Yesterday was something of a French classic, a white Bordeaux, with a family run producer making wine that has a history in the region dating back generations. Today, it’s a different take on the concept of heritage from some unlikely characters in the form of this Domaine Matassa Cuvée Nougé 2005.
This is a Vin de Pays des Côtes Catalanes, much like the Domaine Lafage Carignan I wrote about back in July. However, a quick recap might be useful. VDP can be wine of three different types of geographic designations, and from largest to smallest they are regional, departmental and local. The larger the area, the more flexibility a producer has in terms of where they source their grapes. In addition, some regional designations are both familiar internationally and fairly well regarded such as Vin de Pays d’Oc.
Côtes Catalanes is situated in the south of France near the border with Spain. When I wrote about the Domaine Lafage Carignan I mentioned the warm, Mediterranean climate and the soils, which vary from a combination of decomposed shale and clay with poor drainage through to schist marble and limestone hills, and gravel as you near the sea. However, I didn’t say anything about Catalonia.
I prefer to focus on wine and not politics, so I’ll be brief. Catalonia is at present one of the autonomous communities of Spain. Historically the Principality of Catalonia included area which is now across the border in France, and the region as a whole has a unique language and culture. Many producers, such as this one, have chosen therefore to use the Côtes Catalanes designation instead of the more widely known Côtes du Roussillon or d’Oc.
Speaking of this producer, Domaine Matassa was founded by Tom Lubbbe, Nathalie Gauby and Sam Harrop MW in 2002. Lubbe, apparently born in New Zealand but brought up in South Africa, worked in Swartland and Bordeaux prior to arriving in the Côtes Catalanes and working at Domaine Gauby where he met Nathalie Gauby.
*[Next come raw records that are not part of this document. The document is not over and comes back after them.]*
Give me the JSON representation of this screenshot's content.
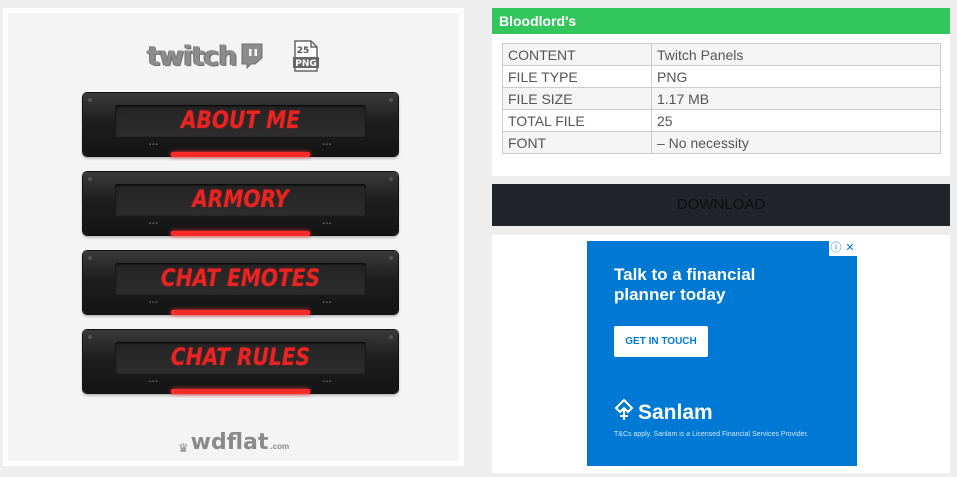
{
  "preview": {
    "logo_text": "twitch",
    "badge": {
      "number": "25",
      "format": "PNG"
    },
    "panels": [
      {
        "label": "ABOUT ME"
      },
      {
        "label": "ARMORY"
      },
      {
        "label": "CHAT EMOTES"
      },
      {
        "label": "CHAT RULES"
      }
    ],
    "brand": {
      "name": "wdflat",
      "tld": ".com"
    }
  },
  "info": {
    "title": "Bloodlord's",
    "rows": [
      {
        "key": "CONTENT",
        "value": "Twitch Panels"
      },
      {
        "key": "FILE TYPE",
        "value": "PNG"
      },
      {
        "key": "FILE SIZE",
        "value": "1.17 MB"
      },
      {
        "key": "TOTAL FILE",
        "value": "25"
      },
      {
        "key": "FONT",
        "value": "– No necessity"
      }
    ]
  },
  "download": {
    "label": "DOWNLOAD"
  },
  "ad": {
    "headline": "Talk to a financial planner today",
    "cta": "GET IN TOUCH",
    "brand": "Sanlam",
    "fine_print": "T&Cs apply. Sanlam is a Licensed Financial Services Provider.",
    "choices_icons": [
      "info-icon",
      "close-icon"
    ]
  },
  "colors": {
    "accent_green": "#33c65d",
    "panel_red": "#ea2323",
    "ad_blue": "#0079d5",
    "button_dark": "#212529"
  }
}
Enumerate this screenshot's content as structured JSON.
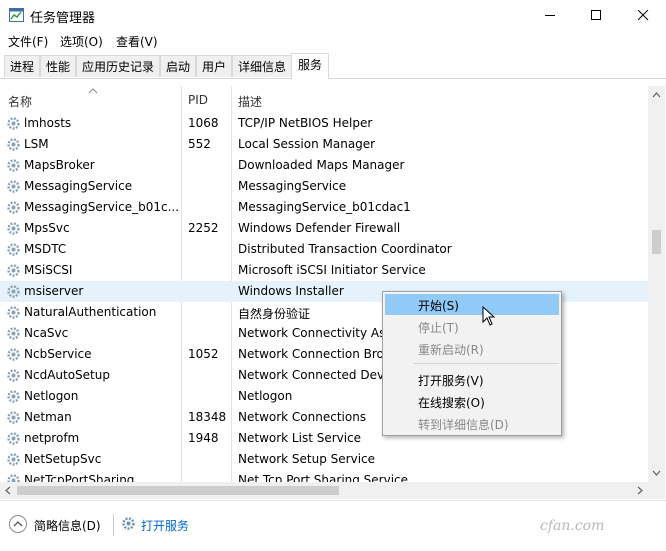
{
  "window": {
    "title": "任务管理器"
  },
  "menu": [
    "文件(F)",
    "选项(O)",
    "查看(V)"
  ],
  "tabs": [
    "进程",
    "性能",
    "应用历史记录",
    "启动",
    "用户",
    "详细信息",
    "服务"
  ],
  "active_tab": "服务",
  "columns": {
    "name": "名称",
    "pid": "PID",
    "desc": "描述"
  },
  "rows": [
    {
      "name": "lmhosts",
      "pid": "1068",
      "desc": "TCP/IP NetBIOS Helper"
    },
    {
      "name": "LSM",
      "pid": "552",
      "desc": "Local Session Manager"
    },
    {
      "name": "MapsBroker",
      "pid": "",
      "desc": "Downloaded Maps Manager"
    },
    {
      "name": "MessagingService",
      "pid": "",
      "desc": "MessagingService"
    },
    {
      "name": "MessagingService_b01c...",
      "pid": "",
      "desc": "MessagingService_b01cdac1"
    },
    {
      "name": "MpsSvc",
      "pid": "2252",
      "desc": "Windows Defender Firewall"
    },
    {
      "name": "MSDTC",
      "pid": "",
      "desc": "Distributed Transaction Coordinator"
    },
    {
      "name": "MSiSCSI",
      "pid": "",
      "desc": "Microsoft iSCSI Initiator Service"
    },
    {
      "name": "msiserver",
      "pid": "",
      "desc": "Windows Installer"
    },
    {
      "name": "NaturalAuthentication",
      "pid": "",
      "desc": "自然身份验证"
    },
    {
      "name": "NcaSvc",
      "pid": "",
      "desc": "Network Connectivity Ass"
    },
    {
      "name": "NcbService",
      "pid": "1052",
      "desc": "Network Connection Bro"
    },
    {
      "name": "NcdAutoSetup",
      "pid": "",
      "desc": "Network Connected Devi"
    },
    {
      "name": "Netlogon",
      "pid": "",
      "desc": "Netlogon"
    },
    {
      "name": "Netman",
      "pid": "18348",
      "desc": "Network Connections"
    },
    {
      "name": "netprofm",
      "pid": "1948",
      "desc": "Network List Service"
    },
    {
      "name": "NetSetupSvc",
      "pid": "",
      "desc": "Network Setup Service"
    },
    {
      "name": "NetTcpPortSharing",
      "pid": "",
      "desc": "Net.Tcp Port Sharing Service"
    }
  ],
  "selected_row": "msiserver",
  "context_menu": {
    "items": [
      {
        "label": "开始(S)",
        "state": "hover"
      },
      {
        "label": "停止(T)",
        "state": "disabled"
      },
      {
        "label": "重新启动(R)",
        "state": "disabled"
      },
      {
        "label": "打开服务(V)",
        "state": "enabled"
      },
      {
        "label": "在线搜索(O)",
        "state": "enabled"
      },
      {
        "label": "转到详细信息(D)",
        "state": "disabled"
      }
    ]
  },
  "footer": {
    "collapse_label": "简略信息(D)",
    "open_services_link": "打开服务"
  },
  "watermark": "cfan.com",
  "colors": {
    "selected_row": "#e5f1fb",
    "menu_hover": "#91c9f7",
    "link": "#0066cc"
  }
}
Her family has run the Domain for generations, selling grapes through a co-operative until 1985 when they started making their own wine. It is now regarded as a top Roussillon estate. Harrop is a Master of Wine and consultant winemaker, having previously make wine in his native New Zealand, as well as California and Australia, before working with Marks and Spencer, a hugely influential UK retailer.
After the initial purchase of the Clos Matassa vineyard near Le Vivier at 500-600m altitude on granitic soils, the Domaine expanded with the purchase of a number of neighbouring parcels and additional vineyards near Calce, 20km to the east on schist and marl soils at altitudes of 150-200m. Most vineyards are between 60 and 120 years old, and consist of traditional Catalan varieties such as Carignan, Grenache, Maccabeu, Grenache Gris, Muscat of Alexandria and Muscat Blanc à Petits Grains, while the younger vineyards have Mourvedre, Cabernet Sauvignon, and Viognier. Cabernet Franc, Carignan Blanc, Vermentino, Rolle and Chenin Blanc have also been known to feature in their wines. Grapes are grown organically, and biodynamic techniques are employed in the vineyard. Vineyards are plowed, in some cases by mules.
Most wines produced are blends, some co-fermented field blends. Whites are made by tightly packing whole bunches into a basket press and ageing in 600l old oak barrels. Reds are fermented as whole bunches with some initial foot crushing, and then transferred to 600l old oak barrels halfway through and kept there for an additional 18-24 months, including malolactic fermentation.
Before I get to this wine itself, a quick note about the grapes. Maccabeu as it is known in Roussillon and printed on the back label, may be more familiar as Viura in Rioja or Macabeo more generally. Details can be found in my write up of a varietal example from Borsao, while more information about Muscat is available in my post on the Schild Estate Frontignac and notes about Viognier are given in my Yalumba Virgilius post.
In the glass this wine is clear and bright, with a medium minus lemon green colour and film, not legs, when swirled. On the nose it’s clean and developing, with medium plus intensity, and notes of lemon and green apple. On the palate it’s dry, with medium plus acidity, medium body, medium alcohol, medium plus intensity, and medium length. There are notes of lime, mandarin, and a bit of saltiness that made me think of Gatorade. (Note, I have very fond memories of Gatorade going back 30 years to when I was a child playing soccer, so I mean that in the best of all possible ways.)
This is a good wine. I was initially worried that I had left this bottle in the cellar for too long but it’s holding up well – still developing on the nose. I don’t know that I would have wanted to give it another seven years, but the fruit is still fresh. I didn’t get a great deal of complexity beyond some lively citrus, but it was well balanced with a pleasing flavour profile.
Pin in the map is the village of Calce where the producer’s cellar is based, but I have no street address.